Evidence that ultra high frequency tags (UHF) will be cheaper and better suited to the needs of the livestock industry is lacking, a report has found.
The National Livestock Identification Scheme (NLIS) Standards Committee prepared a report earlier this year (April 2023) that assessed the suitability of emerging technology for adoption for identification traceability, including UHF, for the mandatory roll-out of the electronic identification (eID) for sheep and goats.
With some producers calling for a halt of the eID roll-out to investigate alternative 'cheaper' UHF technology and tags to be less than $1, the NLIS Standards Committee found there was likely to be ongoing downward pressure on the current low frequency (LF) tag price.
In the NLIS Standards Committee report, obtained by The Land, it found the cheapest eiD tag for sheep can be purchased by Victorian producers for 92 cents (at the time of the report).
In other states tags were available for between $1.80 and $2.10, but Western Australia had introduced a 75c device discount on fully NLIS accredited tags as part of a pilot program to help industry transition to eID tags by 2025.
This report was published before the Meat and Livestock Australia UHF feasibility study (September 21 this year), which stated there would otherwise be savings of around $800 million across 20 years if the UHF system was rolled out nationally instead of the existing LF technology.
In the NLIS report, the committee assessed many identification technology options during supervised trials and demonstrations in Australia and overseas, including UHF.

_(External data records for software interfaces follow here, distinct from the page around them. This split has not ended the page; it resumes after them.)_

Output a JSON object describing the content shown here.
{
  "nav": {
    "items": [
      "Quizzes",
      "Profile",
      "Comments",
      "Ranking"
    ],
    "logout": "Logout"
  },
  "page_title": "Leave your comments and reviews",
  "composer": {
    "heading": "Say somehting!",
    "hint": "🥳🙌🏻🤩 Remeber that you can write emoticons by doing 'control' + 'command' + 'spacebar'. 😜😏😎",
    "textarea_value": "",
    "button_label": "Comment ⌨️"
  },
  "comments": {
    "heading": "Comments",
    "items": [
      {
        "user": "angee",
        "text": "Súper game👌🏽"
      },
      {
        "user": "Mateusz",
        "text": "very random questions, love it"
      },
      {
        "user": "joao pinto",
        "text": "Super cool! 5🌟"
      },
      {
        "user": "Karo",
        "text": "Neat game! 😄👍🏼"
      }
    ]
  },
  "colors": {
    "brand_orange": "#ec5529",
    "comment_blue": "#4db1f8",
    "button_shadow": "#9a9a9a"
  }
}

"Before UHF devices could be considered for NLIS accreditation, evidence from long-term independently supervised trials in Australian conditions would be needed to confirm that devices comply with the performance aspects of the NLIS Standard, and that readers and software suitable for use across the supply chain are available 'off the shelf'," the report said.
"There would also need to be a compelling business case endorsed by SafeMeat and the jurisdictions supporting the introduction of UHF technology."
The report says UHF transponders had been available to manufacturers for use in livestock since the late 1990s in Australia and there was a short-term trial in a cattle feedlot in 2019 to assess their usefulness in identifying poor performers in pens using water trough mounted readers.
"The tags used in the trial operated successfully with only four of 621 not being read by the water trough readers, however, the overall ear tag retention rate was 94.9 per cent over the nine-week trial period," the report said. (The NLIS standard requires tags to have a loss rate of no more than 3.5pc across three years).
The NLIS report also stated current uses of UHF included logistics supply chain management and item tracking, cargo and airline baggage identification, and for commercial inventory management. However, no country to date has implemented a UHF based "whole of life" livestock tracking system.
An Integrity Systems Company (ISC) spokesperson said the key recommendation from the MLA UHF feasibility study was further research and trials were needed to validate the costs and suitability of UHF technology for the Australian livestock industry.
"MLA and ISC are guided by industry on what UHF technology research and/or trials should be conducted," the ISC spokesperson said.
"At this time, there have not been any requests to conduct further research and/or trials of UHF technology."
A NSW Department of Primary Industries (DPI) spokesperson said the government would welcome national trials of new eID technology and was happy to work with commercial manufacturing companies to investigate technologies which improved eID operation.
Meanwhile, Sheep Producers Australia has received the final report for the tag procurement project, which showed feedback from stakeholders indicated a high level of risk for an industry body attempting to establish a national system in a densely populated and mature NLIS tag market.
The national tag tender will be discussed at the next Agriculture Senior Officials' Committee meeting.